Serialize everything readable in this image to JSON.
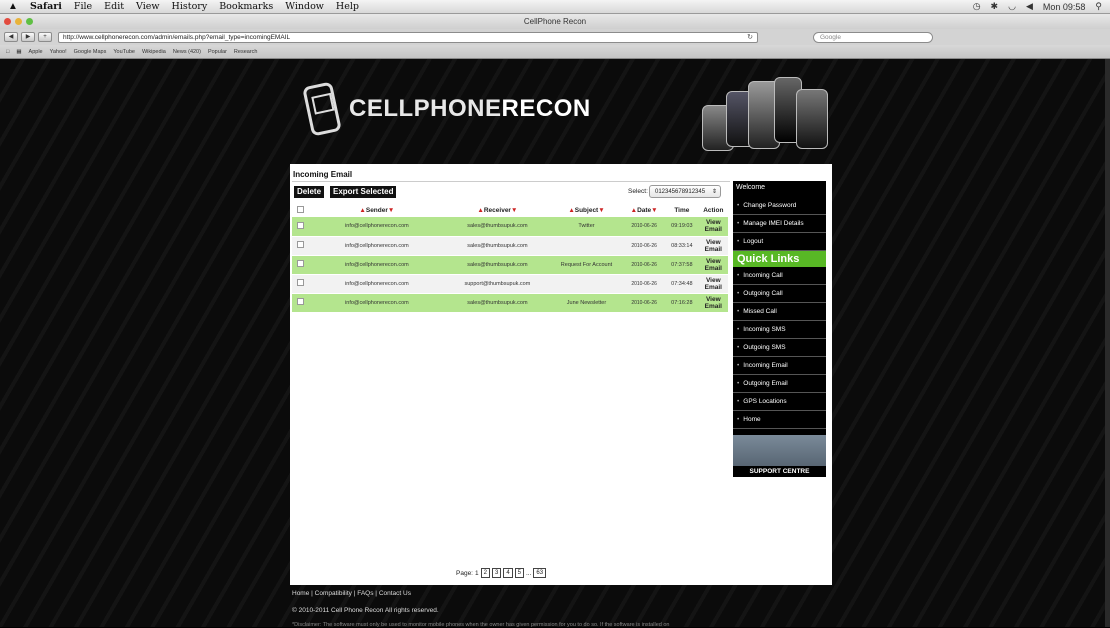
{
  "menubar": {
    "apple": "",
    "items": [
      "Safari",
      "File",
      "Edit",
      "View",
      "History",
      "Bookmarks",
      "Window",
      "Help"
    ],
    "clock": "Mon 09:58"
  },
  "window": {
    "title": "CellPhone Recon"
  },
  "toolbar": {
    "url": "http://www.cellphonerecon.com/admin/emails.php?email_type=incomingEMAIL",
    "search_placeholder": "Google"
  },
  "bookmarks": [
    "Apple",
    "Yahoo!",
    "Google Maps",
    "YouTube",
    "Wikipedia",
    "News (420)",
    "Popular",
    "Research"
  ],
  "logo": {
    "text_light": "CELLPHONE",
    "text_bold": "RECON"
  },
  "content": {
    "heading": "Incoming Email",
    "delete_label": "Delete",
    "export_label": "Export Selected",
    "select_label": "Select:",
    "select_value": "012345678912345",
    "columns": [
      "Sender",
      "Receiver",
      "Subject",
      "Date",
      "Time",
      "Action"
    ],
    "rows": [
      {
        "sender": "info@cellphonerecon.com",
        "receiver": "sales@thumbsupuk.com",
        "subject": "Twitter",
        "date": "2010-06-26",
        "time": "09:19:03",
        "action": "View Email"
      },
      {
        "sender": "info@cellphonerecon.com",
        "receiver": "sales@thumbsupuk.com",
        "subject": "",
        "date": "2010-06-26",
        "time": "08:33:14",
        "action": "View Email"
      },
      {
        "sender": "info@cellphonerecon.com",
        "receiver": "sales@thumbsupuk.com",
        "subject": "Request For Account",
        "date": "2010-06-26",
        "time": "07:37:58",
        "action": "View Email"
      },
      {
        "sender": "info@cellphonerecon.com",
        "receiver": "support@thumbsupuk.com",
        "subject": "",
        "date": "2010-06-26",
        "time": "07:34:48",
        "action": "View Email"
      },
      {
        "sender": "info@cellphonerecon.com",
        "receiver": "sales@thumbsupuk.com",
        "subject": "June Newsletter",
        "date": "2010-06-26",
        "time": "07:16:28",
        "action": "View Email"
      }
    ],
    "pager": {
      "label": "Page:",
      "current": "1",
      "pages": [
        "2",
        "3",
        "4",
        "5"
      ],
      "ellipsis": "...",
      "last": "63"
    }
  },
  "sidebar": {
    "welcome": "Welcome",
    "account_links": [
      "Change Password",
      "Manage IMEI Details",
      "Logout"
    ],
    "quick_title": "Quick Links",
    "quick_links": [
      "Incoming Call",
      "Outgoing Call",
      "Missed Call",
      "Incoming SMS",
      "Outgoing SMS",
      "Incoming Email",
      "Outgoing Email",
      "GPS Locations",
      "Home"
    ],
    "support_label": "SUPPORT CENTRE"
  },
  "footer": {
    "links": [
      "Home",
      "Compatibility",
      "FAQs",
      "Contact Us"
    ],
    "separator": "|",
    "copyright": "© 2010-2011 Cell Phone Recon All rights reserved.",
    "disclaimer": "*Disclaimer: The software must only be used to monitor mobile phones when the owner has given permission for you to do so. If the software is installed on"
  },
  "colors": {
    "row_green": "#b4e58e",
    "quick_links_green": "#58b825",
    "sort_arrow": "#cc2222"
  }
}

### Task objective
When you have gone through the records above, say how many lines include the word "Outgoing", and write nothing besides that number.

### Task output
3